We don’t like it when our perfectly cooked fillets of salmon get marked by amysterious foam that sometimes forms on the fish. So just what is this protein called albumin—and how can we avoid it?
When the muscle fibers in the fish are heated, they contract, pushing the moisture-filled albumin to the surface of the flesh. Once this protein reaches temperatures between 140 and 150 degrees, its moisture is squeezed out, and it congeals and turns white. Not only does the white albumin detract from the salmon’s appearance, but its formation indicates a loss of moisture in the fish.
We tried cooking two fillets of salmon at different temperatures: high and low. The results proved that the amount of albumin that appears on the fish is not an indication of overcooking, as even perfectly cooked fish exuded a few strands of this white material along the unseared sides. But we did notice that slightly more of this matter showed up on the fillets that we overcooked intentionally.
We turned to Donald Kramer, professor of seafood science at the University of Alaska, Fairbanks, for an explanation. According to Kramer, this “white curd” is composed of fish albumin—soluble proteins that are squeezed out onto the surface of the fish and coagulate once they denature during the cooking process. Most often, this curd is seen when salmon is canned, smoked, or poached. “There’s nothing harmful in it,” said Kramer. “There will always be a certain amount that comes out, and how the fish is cooked is probably not going to affect that.”
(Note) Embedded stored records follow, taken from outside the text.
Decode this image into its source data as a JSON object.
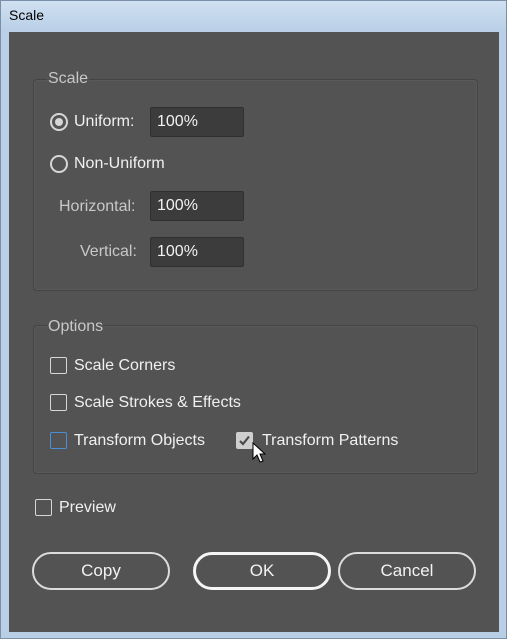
{
  "window": {
    "title": "Scale"
  },
  "scale_group": {
    "title": "Scale",
    "uniform": {
      "label": "Uniform:",
      "value": "100%",
      "selected": true
    },
    "non_uniform": {
      "label": "Non-Uniform",
      "selected": false
    },
    "horizontal": {
      "label": "Horizontal:",
      "value": "100%"
    },
    "vertical": {
      "label": "Vertical:",
      "value": "100%"
    }
  },
  "options_group": {
    "title": "Options",
    "scale_corners": {
      "label": "Scale Corners",
      "checked": false
    },
    "scale_strokes": {
      "label": "Scale Strokes & Effects",
      "checked": false
    },
    "transform_objects": {
      "label": "Transform Objects",
      "checked": false
    },
    "transform_patterns": {
      "label": "Transform Patterns",
      "checked": true
    }
  },
  "preview": {
    "label": "Preview",
    "checked": false
  },
  "buttons": {
    "copy": "Copy",
    "ok": "OK",
    "cancel": "Cancel"
  },
  "colors": {
    "dialog_bg": "#535353",
    "focus_blue": "#4b8fd8"
  },
  "icons": {
    "cursor": "mouse-pointer-icon",
    "check": "checkmark-icon"
  }
}
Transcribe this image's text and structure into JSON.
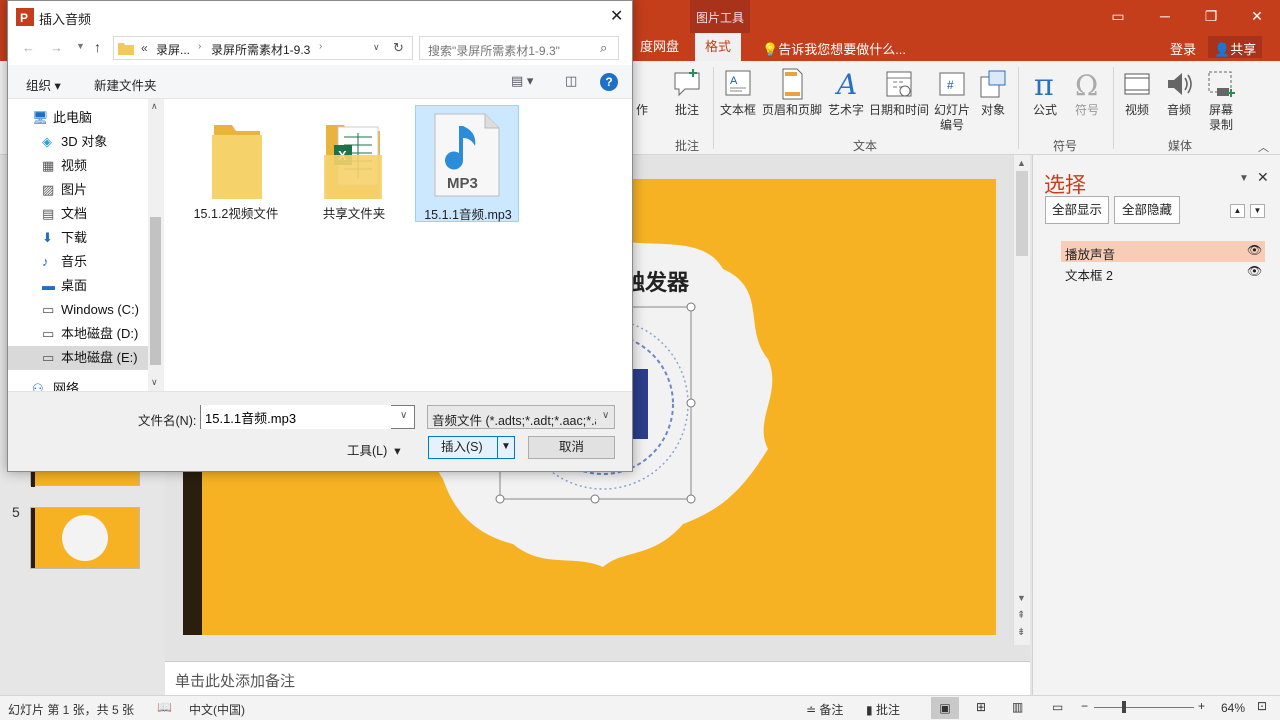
{
  "ppt": {
    "tabs": [
      "度网盘",
      "格式"
    ],
    "context_tools": "图片工具",
    "tell_me": "告诉我您想要做什么...",
    "login": "登录",
    "share": "共享",
    "ribbon": {
      "partial_left": "作",
      "comment": "批注",
      "textbox": "文本框",
      "header_footer": "页眉和页脚",
      "wordart": "艺术字",
      "datetime": "日期和时间",
      "slide_number_1": "幻灯片",
      "slide_number_2": "编号",
      "object": "对象",
      "equation": "公式",
      "symbol": "符号",
      "video": "视频",
      "audio": "音频",
      "screen_rec_1": "屏幕",
      "screen_rec_2": "录制",
      "group_comments": "批注",
      "group_text": "文本",
      "group_symbols": "符号",
      "group_media": "媒体"
    },
    "slide_number": "5",
    "slide_text": "触发器",
    "notes_placeholder": "单击此处添加备注",
    "selection_pane": {
      "title": "选择",
      "show_all": "全部显示",
      "hide_all": "全部隐藏",
      "items": [
        "播放声音",
        "文本框 2"
      ]
    },
    "status": {
      "slide_info": "幻灯片 第 1 张，共 5 张",
      "language": "中文(中国)",
      "notes": "备注",
      "comments": "批注",
      "zoom": "64%"
    }
  },
  "dialog": {
    "title": "插入音频",
    "breadcrumb": [
      "«",
      "录屏...",
      "录屏所需素材1-9.3"
    ],
    "search_placeholder": "搜索\"录屏所需素材1-9.3\"",
    "organize": "组织",
    "new_folder": "新建文件夹",
    "tree": [
      {
        "label": "此电脑",
        "icon": "computer-icon"
      },
      {
        "label": "3D 对象",
        "icon": "cube-icon"
      },
      {
        "label": "视频",
        "icon": "film-icon"
      },
      {
        "label": "图片",
        "icon": "picture-icon"
      },
      {
        "label": "文档",
        "icon": "document-icon"
      },
      {
        "label": "下载",
        "icon": "download-arrow-icon"
      },
      {
        "label": "音乐",
        "icon": "music-note-icon"
      },
      {
        "label": "桌面",
        "icon": "desktop-icon"
      },
      {
        "label": "Windows (C:)",
        "icon": "drive-icon"
      },
      {
        "label": "本地磁盘 (D:)",
        "icon": "drive-icon"
      },
      {
        "label": "本地磁盘 (E:)",
        "icon": "drive-icon"
      },
      {
        "label": "网络",
        "icon": "network-icon"
      }
    ],
    "files": [
      {
        "name": "15.1.2视频文件",
        "type": "folder"
      },
      {
        "name": "共享文件夹",
        "type": "folder-excel"
      },
      {
        "name": "15.1.1音频.mp3",
        "type": "mp3",
        "selected": true,
        "badge": "MP3"
      }
    ],
    "filename_label": "文件名(N):",
    "filename_value": "15.1.1音频.mp3",
    "filter_value": "音频文件 (*.adts;*.adt;*.aac;*.a",
    "tools": "工具(L)",
    "insert": "插入(S)",
    "cancel": "取消"
  }
}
The best way to check for doneness is not to wait for albumin to appear on the surface but to peek inside the fillet with the tip of a paring knife. If the salmon is opaque all the way through, the fish is clearly overdone. A little translucency is a good sign. If the look of the albumin really bothers you, use a damp paper towel to gently blot it off.
We also recently discovered that brining fish can reduce the unsightly white layer of albumin that coagulates on the surface during cooking. Just 10 minutes in our standard 9 percent solution (1 tablespoon of salt per cup of water) is enough to minimize the effect. The salt partially dissolves the muscle fibers near the surface of the flesh, so that when cooked they congeal without contracting and squeezing out albumin. We tested the method on white fish (including cod and haddock) as well as on fattier salmon and saw a dramatic improvement in both. The brief soak also seasoned the fish’s exterior, making it unnecessary to salt it before cooking.